DATA TO USE: Begin

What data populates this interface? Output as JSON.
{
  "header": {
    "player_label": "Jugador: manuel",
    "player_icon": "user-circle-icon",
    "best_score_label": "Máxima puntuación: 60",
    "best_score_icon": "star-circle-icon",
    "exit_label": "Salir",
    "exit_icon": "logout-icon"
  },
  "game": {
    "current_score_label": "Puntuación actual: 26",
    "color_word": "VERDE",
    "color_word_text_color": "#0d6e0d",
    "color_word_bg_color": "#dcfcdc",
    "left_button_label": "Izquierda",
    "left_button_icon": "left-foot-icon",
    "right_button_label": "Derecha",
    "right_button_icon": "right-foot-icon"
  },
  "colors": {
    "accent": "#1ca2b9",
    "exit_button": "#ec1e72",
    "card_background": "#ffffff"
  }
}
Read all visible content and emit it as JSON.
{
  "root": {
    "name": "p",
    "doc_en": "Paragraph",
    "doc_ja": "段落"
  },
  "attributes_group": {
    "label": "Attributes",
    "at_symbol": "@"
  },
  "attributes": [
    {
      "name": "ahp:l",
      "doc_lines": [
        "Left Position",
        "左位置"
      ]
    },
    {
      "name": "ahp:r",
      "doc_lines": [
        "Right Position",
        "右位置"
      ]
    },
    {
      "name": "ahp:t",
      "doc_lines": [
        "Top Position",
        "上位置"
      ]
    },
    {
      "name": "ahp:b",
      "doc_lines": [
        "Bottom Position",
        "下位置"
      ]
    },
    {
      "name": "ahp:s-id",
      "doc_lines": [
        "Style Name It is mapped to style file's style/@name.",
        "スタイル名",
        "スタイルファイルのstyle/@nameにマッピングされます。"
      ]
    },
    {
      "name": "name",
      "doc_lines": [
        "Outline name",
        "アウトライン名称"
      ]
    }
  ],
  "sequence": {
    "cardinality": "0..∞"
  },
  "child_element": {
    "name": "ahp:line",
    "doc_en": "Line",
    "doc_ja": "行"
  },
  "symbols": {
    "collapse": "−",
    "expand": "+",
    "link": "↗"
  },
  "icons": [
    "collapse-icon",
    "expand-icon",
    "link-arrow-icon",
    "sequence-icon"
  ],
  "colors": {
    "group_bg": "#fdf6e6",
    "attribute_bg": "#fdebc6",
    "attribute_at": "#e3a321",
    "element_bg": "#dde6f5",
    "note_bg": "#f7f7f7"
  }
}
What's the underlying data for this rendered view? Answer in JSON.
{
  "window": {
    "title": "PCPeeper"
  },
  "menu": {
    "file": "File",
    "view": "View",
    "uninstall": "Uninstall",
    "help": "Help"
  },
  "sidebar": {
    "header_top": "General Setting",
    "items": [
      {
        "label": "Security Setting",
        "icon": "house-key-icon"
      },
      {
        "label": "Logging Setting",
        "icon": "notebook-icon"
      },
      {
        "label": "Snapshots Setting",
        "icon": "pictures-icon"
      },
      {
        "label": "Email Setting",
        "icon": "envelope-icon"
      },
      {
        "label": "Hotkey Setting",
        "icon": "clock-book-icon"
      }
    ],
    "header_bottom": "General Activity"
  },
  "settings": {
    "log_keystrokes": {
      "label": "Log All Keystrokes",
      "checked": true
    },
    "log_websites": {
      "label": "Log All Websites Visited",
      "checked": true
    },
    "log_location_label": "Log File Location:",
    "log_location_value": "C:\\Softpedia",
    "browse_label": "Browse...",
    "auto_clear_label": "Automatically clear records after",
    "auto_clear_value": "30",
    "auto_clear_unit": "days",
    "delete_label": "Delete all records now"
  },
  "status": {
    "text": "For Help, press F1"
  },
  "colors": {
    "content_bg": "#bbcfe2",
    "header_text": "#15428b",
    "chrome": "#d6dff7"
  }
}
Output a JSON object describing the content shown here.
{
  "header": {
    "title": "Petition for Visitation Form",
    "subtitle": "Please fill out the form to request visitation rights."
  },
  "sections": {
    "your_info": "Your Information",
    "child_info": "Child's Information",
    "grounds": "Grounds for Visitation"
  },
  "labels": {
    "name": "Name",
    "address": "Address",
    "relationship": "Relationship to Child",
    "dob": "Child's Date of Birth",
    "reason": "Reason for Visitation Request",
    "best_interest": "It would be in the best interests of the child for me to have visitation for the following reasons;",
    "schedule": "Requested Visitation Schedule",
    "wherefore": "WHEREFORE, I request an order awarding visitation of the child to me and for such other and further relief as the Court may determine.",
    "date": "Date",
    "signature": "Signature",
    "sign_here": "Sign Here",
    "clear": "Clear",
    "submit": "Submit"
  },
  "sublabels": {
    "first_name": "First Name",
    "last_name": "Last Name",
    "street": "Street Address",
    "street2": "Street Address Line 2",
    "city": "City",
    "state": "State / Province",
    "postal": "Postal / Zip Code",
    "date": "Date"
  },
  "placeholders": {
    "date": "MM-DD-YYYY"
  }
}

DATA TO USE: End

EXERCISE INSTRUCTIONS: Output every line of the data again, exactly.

RESULT:
What data populates this interface? Output as JSON.
{
  "header": {
    "player_label": "Jugador: manuel",
    "player_icon": "user-circle-icon",
    "best_score_label": "Máxima puntuación: 60",
    "best_score_icon": "star-circle-icon",
    "exit_label": "Salir",
    "exit_icon": "logout-icon"
  },
  "game": {
    "current_score_label": "Puntuación actual: 26",
    "color_word": "VERDE",
    "color_word_text_color": "#0d6e0d",
    "color_word_bg_color": "#dcfcdc",
    "left_button_label": "Izquierda",
    "left_button_icon": "left-foot-icon",
    "right_button_label": "Derecha",
    "right_button_icon": "right-foot-icon"
  },
  "colors": {
    "accent": "#1ca2b9",
    "exit_button": "#ec1e72",
    "card_background": "#ffffff"
  }
}
Read all visible content and emit it as JSON.
{
  "root": {
    "name": "p",
    "doc_en": "Paragraph",
    "doc_ja": "段落"
  },
  "attributes_group": {
    "label": "Attributes",
    "at_symbol": "@"
  },
  "attributes": [
    {
      "name": "ahp:l",
      "doc_lines": [
        "Left Position",
        "左位置"
      ]
    },
    {
      "name": "ahp:r",
      "doc_lines": [
        "Right Position",
        "右位置"
      ]
    },
    {
      "name": "ahp:t",
      "doc_lines": [
        "Top Position",
        "上位置"
      ]
    },
    {
      "name": "ahp:b",
      "doc_lines": [
        "Bottom Position",
        "下位置"
      ]
    },
    {
      "name": "ahp:s-id",
      "doc_lines": [
        "Style Name It is mapped to style file's style/@name.",
        "スタイル名",
        "スタイルファイルのstyle/@nameにマッピングされます。"
      ]
    },
    {
      "name": "name",
      "doc_lines": [
        "Outline name",
        "アウトライン名称"
      ]
    }
  ],
  "sequence": {
    "cardinality": "0..∞"
  },
  "child_element": {
    "name": "ahp:line",
    "doc_en": "Line",
    "doc_ja": "行"
  },
  "symbols": {
    "collapse": "−",
    "expand": "+",
    "link": "↗"
  },
  "icons": [
    "collapse-icon",
    "expand-icon",
    "link-arrow-icon",
    "sequence-icon"
  ],
  "colors": {
    "group_bg": "#fdf6e6",
    "attribute_bg": "#fdebc6",
    "attribute_at": "#e3a321",
    "element_bg": "#dde6f5",
    "note_bg": "#f7f7f7"
  }
}
What's the underlying data for this rendered view? Answer in JSON.
{
  "window": {
    "title": "PCPeeper"
  },
  "menu": {
    "file": "File",
    "view": "View",
    "uninstall": "Uninstall",
    "help": "Help"
  },
  "sidebar": {
    "header_top": "General Setting",
    "items": [
      {
        "label": "Security Setting",
        "icon": "house-key-icon"
      },
      {
        "label": "Logging Setting",
        "icon": "notebook-icon"
      },
      {
        "label": "Snapshots Setting",
        "icon": "pictures-icon"
      },
      {
        "label": "Email Setting",
        "icon": "envelope-icon"
      },
      {
        "label": "Hotkey Setting",
        "icon": "clock-book-icon"
      }
    ],
    "header_bottom": "General Activity"
  },
  "settings": {
    "log_keystrokes": {
      "label": "Log All Keystrokes",
      "checked": true
    },
    "log_websites": {
      "label": "Log All Websites Visited",
      "checked": true
    },
    "log_location_label": "Log File Location:",
    "log_location_value": "C:\\Softpedia",
    "browse_label": "Browse...",
    "auto_clear_label": "Automatically clear records after",
    "auto_clear_value": "30",
    "auto_clear_unit": "days",
    "delete_label": "Delete all records now"
  },
  "status": {
    "text": "For Help, press F1"
  },
  "colors": {
    "content_bg": "#bbcfe2",
    "header_text": "#15428b",
    "chrome": "#d6dff7"
  }
}
Output a JSON object describing the content shown here.
{
  "header": {
    "title": "Petition for Visitation Form",
    "subtitle": "Please fill out the form to request visitation rights."
  },
  "sections": {
    "your_info": "Your Information",
    "child_info": "Child's Information",
    "grounds": "Grounds for Visitation"
  },
  "labels": {
    "name": "Name",
    "address": "Address",
    "relationship": "Relationship to Child",
    "dob": "Child's Date of Birth",
    "reason": "Reason for Visitation Request",
    "best_interest": "It would be in the best interests of the child for me to have visitation for the following reasons;",
    "schedule": "Requested Visitation Schedule",
    "wherefore": "WHEREFORE, I request an order awarding visitation of the child to me and for such other and further relief as the Court may determine.",
    "date": "Date",
    "signature": "Signature",
    "sign_here": "Sign Here",
    "clear": "Clear",
    "submit": "Submit"
  },
  "sublabels": {
    "first_name": "First Name",
    "last_name": "Last Name",
    "street": "Street Address",
    "street2": "Street Address Line 2",
    "city": "City",
    "state": "State / Province",
    "postal": "Postal / Zip Code",
    "date": "Date"
  },
  "placeholders": {
    "date": "MM-DD-YYYY"
  }
}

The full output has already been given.